Liberty Tana Lawn Wiltshire Fabric

Liberty of London made their reputation first by importing the finest Oriental fabrics, and later by producing fabrics of their own design.

Arthur Lasenby Liberty was born in 1843 in Chesham, Buckinghamshire, England, the son of a draper. When Liberty was sixteen, he worked first for an uncle who owned a lace warehouse and then in 1859 he became an apprentice to a draper. He then found a position at Farmer & Rogers’ Great Shawl and Cloak Emporium, a position that was to set him on the course of his life’s work.

After being the manager of the Oriental Warehouse for over ten years, Liberty decided to open his own business selling Oriental imports. This shop, called the East India House, was opened by Arthur Liberty in 1875. The original store was on Regent Street, and they sold mainly objects from the East – rugs, fabrics and decorative objects.

Within a few years, Liberty’s Oriental fabrics were so popular that the store, now called Liberty, had a difficult time meeting the demand they had created. Liberty began to import undyed silk, cashmere and cotton fabrics, which were then handprinted in England, in the style of Oriental fabrics.


In 1925, a new store was opened in Great Marlborough Street. This store was in the Tudor Revival style, and it still houses Liberty. Also in the 1920s, Liberty began to produce small floral prints that became known as Liberty Prints. The best known of the fabrics of this time was the Tana Lawn, which is still a Liberty best-seller. Tana Lawn was so named because the cotton from which it was made originated in the area near Tana Lake in the Sudan.  Lawn is a lightweight, semi-sheer, plain weave fabric, and Liberty’s version strikes a wonderful balance of drape and body that makes it versatile enough for a wide range of projects.

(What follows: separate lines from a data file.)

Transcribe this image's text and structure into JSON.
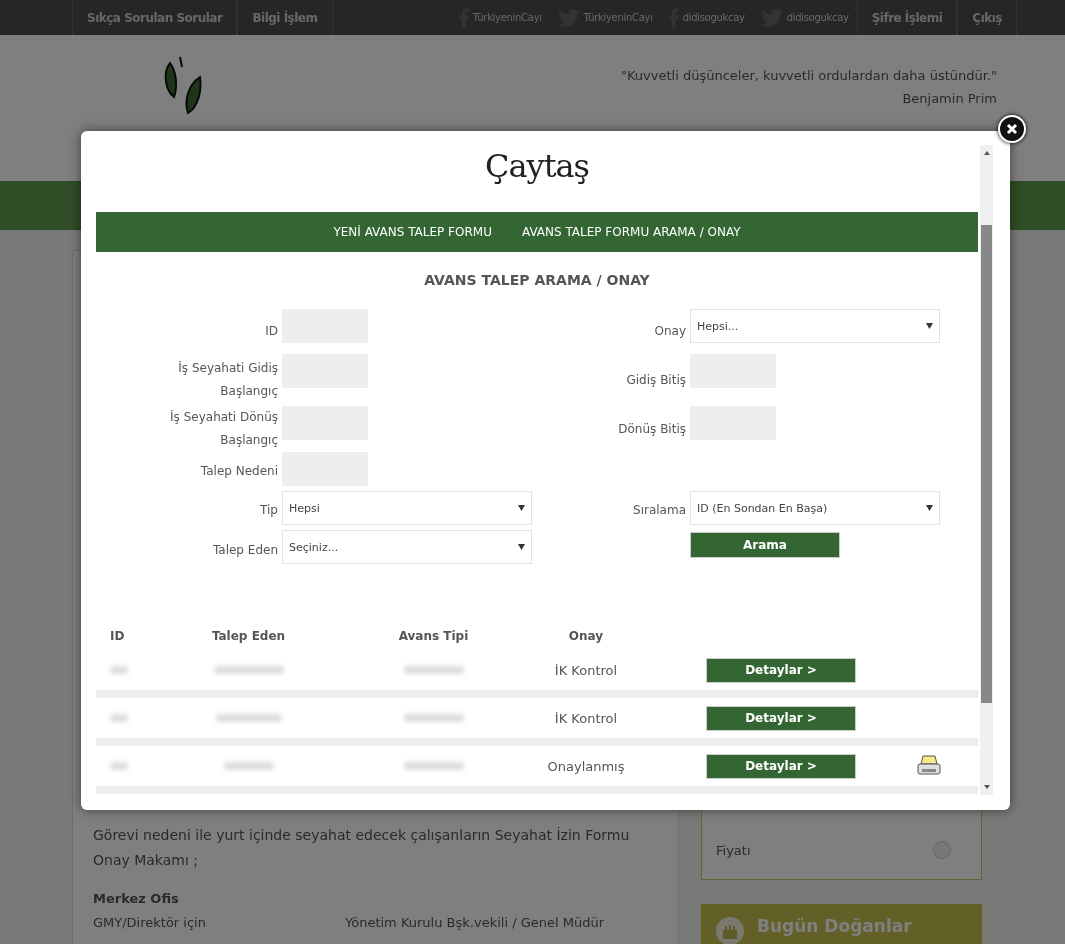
{
  "top_nav": {
    "left_links": [
      "Sıkça Sorulan Sorular",
      "Bilgi İşlem"
    ],
    "social": [
      {
        "kind": "facebook",
        "label": "TürkiyeninCayı"
      },
      {
        "kind": "twitter",
        "label": "TürkiyeninCayı"
      },
      {
        "kind": "facebook",
        "label": "didisogukcay"
      },
      {
        "kind": "twitter",
        "label": "didisogukcay"
      }
    ],
    "right_links": [
      "Şifre İşlemi",
      "Çıkış"
    ]
  },
  "header": {
    "quote": "\"Kuvvetli düşünceler, kuvvetli ordulardan daha üstündür.\"",
    "author": "Benjamin Prim"
  },
  "background": {
    "paragraph": "Görevi nedeni ile yurt içinde seyahat edecek çalışanların Seyahat İzin Formu Onay Makamı ;",
    "section": "Merkez Ofis",
    "rows": [
      [
        "GMY/Direktör için",
        "Yönetim Kurulu Bşk.vekili / Genel Müdür"
      ]
    ],
    "options": [
      {
        "label": "Fiyatı",
        "checked": false
      }
    ],
    "birthdays": "Bugün Doğanlar"
  },
  "modal": {
    "logo": "Çaytaş",
    "nav": [
      "YENİ AVANS TALEP FORMU",
      "AVANS TALEP FORMU ARAMA / ONAY"
    ],
    "title": "AVANS TALEP ARAMA / ONAY",
    "form_rows": [
      {
        "left": {
          "label": "ID",
          "kind": "text"
        },
        "right": {
          "label": "Onay",
          "kind": "select",
          "value": "Hepsi..."
        }
      },
      {
        "left": {
          "label": "İş Seyahati Gidiş Başlangıç",
          "kind": "text"
        },
        "right": {
          "label": "Gidiş Bitiş",
          "kind": "text"
        }
      },
      {
        "left": {
          "label": "İş Seyahati Dönüş Başlangıç",
          "kind": "text"
        },
        "right": {
          "label": "Dönüş Bitiş",
          "kind": "text"
        }
      },
      {
        "left": {
          "label": "Talep Nedeni",
          "kind": "text"
        }
      },
      {
        "left": {
          "label": "Tip",
          "kind": "select",
          "value": "Hepsi"
        },
        "right": {
          "label": "Sıralama",
          "kind": "select",
          "value": "ID (En Sondan En Başa)"
        }
      },
      {
        "left": {
          "label": "Talep Eden",
          "kind": "select",
          "value": "Seçiniz..."
        },
        "right": {
          "kind": "button",
          "value": "Arama"
        }
      }
    ],
    "table": {
      "columns": [
        "ID",
        "Talep Eden",
        "Avans Tipi",
        "Onay"
      ],
      "rows": [
        {
          "onay": "İK Kontrol",
          "button": "Detaylar >",
          "printable": false
        },
        {
          "onay": "İK Kontrol",
          "button": "Detaylar >",
          "printable": false
        },
        {
          "onay": "Onaylanmış",
          "button": "Detaylar >",
          "printable": true
        }
      ]
    }
  }
}
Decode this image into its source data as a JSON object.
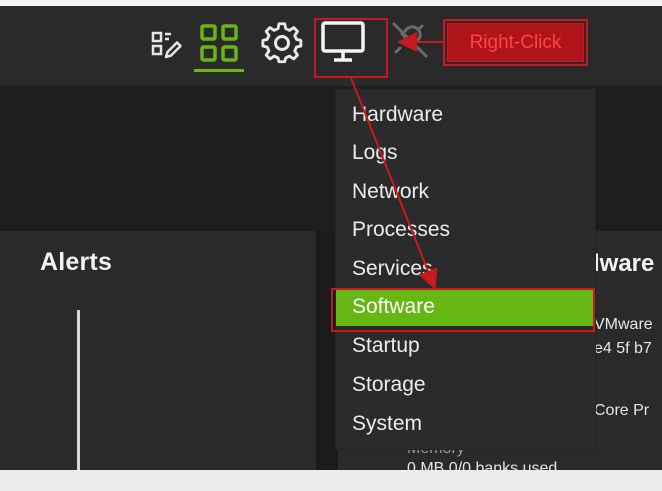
{
  "toolbar": {
    "icons": [
      {
        "name": "edit-layout-icon",
        "active": false
      },
      {
        "name": "dashboard-grid-icon",
        "active": true
      },
      {
        "name": "gear-icon",
        "active": false
      },
      {
        "name": "monitor-icon",
        "active": false
      },
      {
        "name": "unplug-icon",
        "active": false
      }
    ],
    "accent_color": "#66b614"
  },
  "annotations": {
    "callout_label": "Right-Click",
    "color": "#c8191f"
  },
  "context_menu": {
    "items": [
      {
        "label": "Hardware"
      },
      {
        "label": "Logs"
      },
      {
        "label": "Network"
      },
      {
        "label": "Processes"
      },
      {
        "label": "Services"
      },
      {
        "label": "Software"
      },
      {
        "label": "Startup"
      },
      {
        "label": "Storage"
      },
      {
        "label": "System"
      }
    ],
    "selected": "Software"
  },
  "alerts_card": {
    "title": "Alerts"
  },
  "hardware_card": {
    "title": "lware",
    "line1": "VMware",
    "line2": "e4 5f b7",
    "line3": "Core Pr",
    "memory_label": "Memory",
    "memory_value": "0 MB 0/0 banks used"
  }
}
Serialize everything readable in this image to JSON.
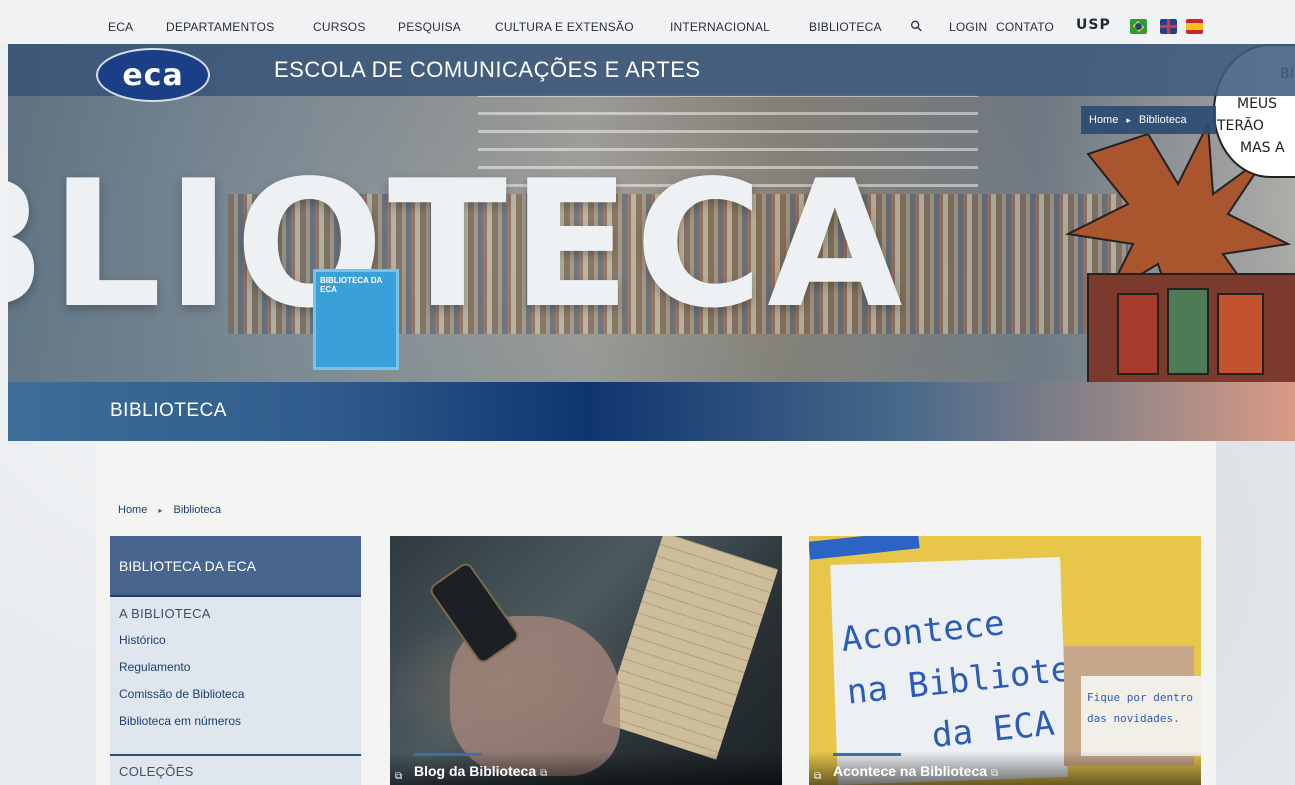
{
  "nav": {
    "items": [
      "ECA",
      "DEPARTAMENTOS",
      "CURSOS",
      "PESQUISA",
      "CULTURA E EXTENSÃO",
      "INTERNACIONAL",
      "BIBLIOTECA"
    ],
    "search_icon": "⚲",
    "login": "LOGIN",
    "contact": "CONTATO",
    "usp_logo": "USP",
    "flags": [
      "brazil-flag",
      "uk-flag",
      "spain-flag"
    ]
  },
  "header": {
    "logo": "eca",
    "site_title": "ESCOLA DE COMUNICAÇÕES E ARTES"
  },
  "hero": {
    "big_word": "BLIOTECA",
    "poster_text": "BIBLIOTECA DA ECA",
    "speech_lines": [
      "BI",
      "MEUS",
      "TERÃO",
      "MAS A"
    ],
    "breadcrumb": {
      "home": "Home",
      "current": "Biblioteca"
    },
    "section_title": "BIBLIOTECA"
  },
  "breadcrumb": {
    "home": "Home",
    "current": "Biblioteca"
  },
  "sidenav": {
    "title": "BIBLIOTECA DA ECA",
    "group1": "A BIBLIOTECA",
    "links": [
      "Histórico",
      "Regulamento",
      "Comissão de Biblioteca",
      "Biblioteca em números"
    ],
    "group2": "COLEÇÕES"
  },
  "cards": [
    {
      "label": "Blog da Biblioteca",
      "ext_icon": "⧉"
    },
    {
      "label": "Acontece na Biblioteca",
      "ext_icon": "⧉",
      "note_lines": [
        "Acontece",
        "na Biblioteca",
        "da ECA"
      ],
      "sticky_lines": [
        "Fique por dentro",
        "das novidades."
      ]
    }
  ],
  "colors": {
    "header_band": "#3a5678",
    "logo_bg": "#1b3f86",
    "sidenav_head": "#48658f",
    "link": "#1e3f6e",
    "accent_bar": "#3d6fb0"
  }
}
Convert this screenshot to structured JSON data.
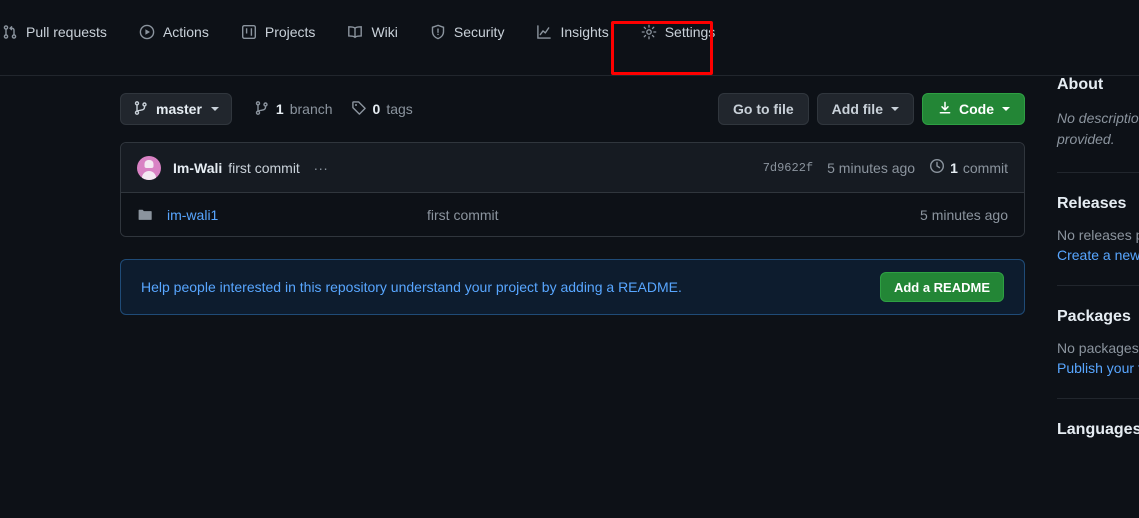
{
  "nav": {
    "tabs": [
      {
        "label": "Pull requests",
        "icon": "git-pull-request-icon",
        "selected": false
      },
      {
        "label": "Actions",
        "icon": "play-icon",
        "selected": false
      },
      {
        "label": "Projects",
        "icon": "project-board-icon",
        "selected": false
      },
      {
        "label": "Wiki",
        "icon": "book-icon",
        "selected": false
      },
      {
        "label": "Security",
        "icon": "shield-icon",
        "selected": false
      },
      {
        "label": "Insights",
        "icon": "graph-icon",
        "selected": false
      },
      {
        "label": "Settings",
        "icon": "gear-icon",
        "selected": false
      }
    ]
  },
  "annotation": {
    "target": "Settings",
    "color": "#fe0000"
  },
  "file_nav": {
    "branch_button": {
      "icon": "git-branch-icon",
      "name": "master",
      "caret": "chevron-down-icon"
    },
    "branch_count": {
      "count": "1",
      "label": "branch",
      "icon": "git-branch-icon"
    },
    "tag_count": {
      "count": "0",
      "label": "tags",
      "icon": "tag-icon"
    },
    "go_to_file": "Go to file",
    "add_file": "Add file",
    "code_button": "Code"
  },
  "commit_header": {
    "author": "Im-Wali",
    "message": "first commit",
    "ellipsis": "...",
    "sha": "7d9622f",
    "time": "5 minutes ago",
    "commit_count_number": "1",
    "commit_count_label": "commit",
    "history_icon": "history-icon",
    "avatar_color": "#d982c4"
  },
  "files": [
    {
      "icon": "folder-icon",
      "name": "im-wali1",
      "message": "first commit",
      "time": "5 minutes ago"
    }
  ],
  "readme_prompt": {
    "text": "Help people interested in this repository understand your project by adding a README.",
    "button": "Add a README"
  },
  "sidebar": {
    "about": {
      "title": "About",
      "description": "No description provided."
    },
    "releases": {
      "title": "Releases",
      "empty": "No releases published",
      "link": "Create a new release"
    },
    "packages": {
      "title": "Packages",
      "empty": "No packages published",
      "link": "Publish your first package"
    },
    "languages": {
      "title": "Languages"
    }
  },
  "colors": {
    "background": "#0d1117",
    "surface": "#161b22",
    "border": "#30363d",
    "accent_green": "#238636",
    "link_blue": "#58a6ff",
    "muted": "#8b949e",
    "annotation_red": "#fe0000"
  }
}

Over the years, many of the world’s best designers have used Liberty fabrics. Jean Muir (who worked at Liberty for a time), Cacharel and Mary Quant are just a few. Many of these designs, especially those of the late 1960s and early 1970s reflected well on the Liberty legacy of romantic designs. Today Liberty is still known for the fabrics and scarves that made them famous.

I love all things Liberty and use their beautiful fabrics for my headwear as the quality of the fabric, the colours used & the designs of the prints are hard to beat. For a full range of Liberty print easy tie headscarves please look at the Alice style and I also use Liberty jersey fabrics for my stretchy Olive, Rose, Lucy & Kitty styles.